Any historian can confirm this is correct. A criminal is technically someone who breaks the law, and King knowingly broke a law against peaceful anti-segregation protest - hence his famous Letter from Birmingham Jail.
But in this case calling Martin Luther King a criminal is the noncentral. The archetypal criminal is a mugger or bank robber. He is driven only by greed, preys on the innocent, and weakens the fabric of society. Since we don't like these things, calling someone a "criminal" naturally lowers our opinion of them.
The opponent is saying "Because you don't like criminals, and Martin Luther King is a criminal, you should stop liking Martin Luther King." But King doesn't share the important criminal features of being driven by greed, preying on the innocent, or weakening the fabric of society that made us dislike criminals in the first place. Therefore, even though he is a criminal, there is no reason to dislike King.
This all seems so nice and logical when it's presented in this format. Unfortunately, it's also one hundred percent contrary to instinct: the urge is to respond "Martin Luther King? A criminal? No he wasn't! You take that back!" This is why the noncentral is so successful. As soon as you do that you've fallen into their trap. Your argument is no longer about whether you should build a statue, it's about whether King was a criminal. Since he was, you have now lost the argument.
Ideally, you should just be able to say "Well, King was the good kind of criminal." But that seems pretty tough as a debating maneuver, and it may be even harder in some of the cases where the noncentral Fallacy is commonly used.
What is true of one apple may not be true of another apple; thus more can be said about a single apple than about all the apples in the world.
—Twelve Virtues of Rationality
Within their own professions, people grasp the importance of narrowness; a car mechanic knows the difference between a carburetor and a radiator, and would not think of them both as "car parts". A hunter-gatherer knows the difference between a lion and a panther. A janitor does not wipe the floor with window cleaner, even if the bottles look similar to one who has not mastered the art.

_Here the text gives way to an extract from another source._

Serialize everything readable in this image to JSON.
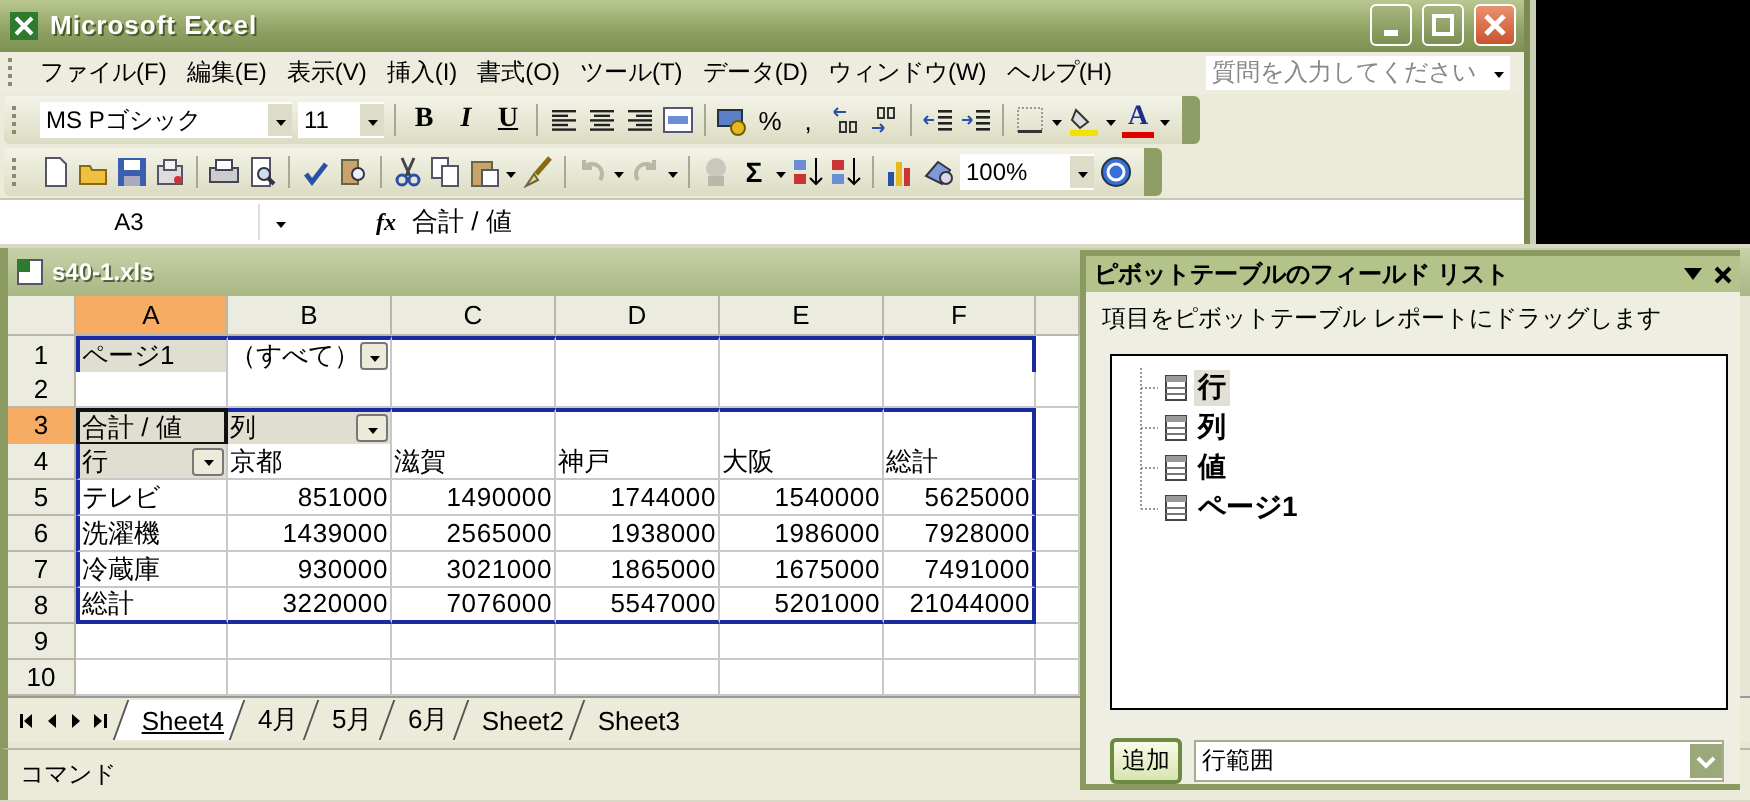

Outside their own professions, people often commit the misstep of trying to broaden a word as widely as possible, to cover as much territory as possible. Is it not more glorious, more wise, more impressive, to talk about all the apples in the world? How much loftier it must be to explain human thought in general, without being distracted by smaller questions, such as how humans invent techniques for solving a Rubik's Cube. Indeed, it scarcely seems necessary to consider specific questions at all; isn't a general theory a worthy enough accomplishment on its own?